## [What is expected]
Print the complete set of entries exactly.

(Entries from a dataset of interfaces)
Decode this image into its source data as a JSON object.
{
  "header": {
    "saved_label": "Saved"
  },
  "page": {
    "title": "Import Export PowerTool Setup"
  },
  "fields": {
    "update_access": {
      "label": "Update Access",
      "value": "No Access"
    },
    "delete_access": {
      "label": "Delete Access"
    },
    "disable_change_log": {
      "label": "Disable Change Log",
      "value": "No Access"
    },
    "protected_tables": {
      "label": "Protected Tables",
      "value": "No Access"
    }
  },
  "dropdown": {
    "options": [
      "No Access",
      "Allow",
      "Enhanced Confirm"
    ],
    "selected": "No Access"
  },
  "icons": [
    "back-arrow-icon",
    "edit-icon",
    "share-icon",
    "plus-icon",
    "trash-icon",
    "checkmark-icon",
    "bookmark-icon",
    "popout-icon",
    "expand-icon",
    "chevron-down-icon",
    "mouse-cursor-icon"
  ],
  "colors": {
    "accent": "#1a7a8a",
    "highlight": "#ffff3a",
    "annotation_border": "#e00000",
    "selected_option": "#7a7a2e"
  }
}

## [Response to the exercise]
Decode this image into its source data as a JSON object.
{
  "header": {
    "saved_label": "Saved"
  },
  "page": {
    "title": "Import Export PowerTool Setup"
  },
  "fields": {
    "update_access": {
      "label": "Update Access",
      "value": "No Access"
    },
    "delete_access": {
      "label": "Delete Access"
    },
    "disable_change_log": {
      "label": "Disable Change Log",
      "value": "No Access"
    },
    "protected_tables": {
      "label": "Protected Tables",
      "value": "No Access"
    }
  },
  "dropdown": {
    "options": [
      "No Access",
      "Allow",
      "Enhanced Confirm"
    ],
    "selected": "No Access"
  },
  "icons": [
    "back-arrow-icon",
    "edit-icon",
    "share-icon",
    "plus-icon",
    "trash-icon",
    "checkmark-icon",
    "bookmark-icon",
    "popout-icon",
    "expand-icon",
    "chevron-down-icon",
    "mouse-cursor-icon"
  ],
  "colors": {
    "accent": "#1a7a8a",
    "highlight": "#ffff3a",
    "annotation_border": "#e00000",
    "selected_option": "#7a7a2e"
  }
}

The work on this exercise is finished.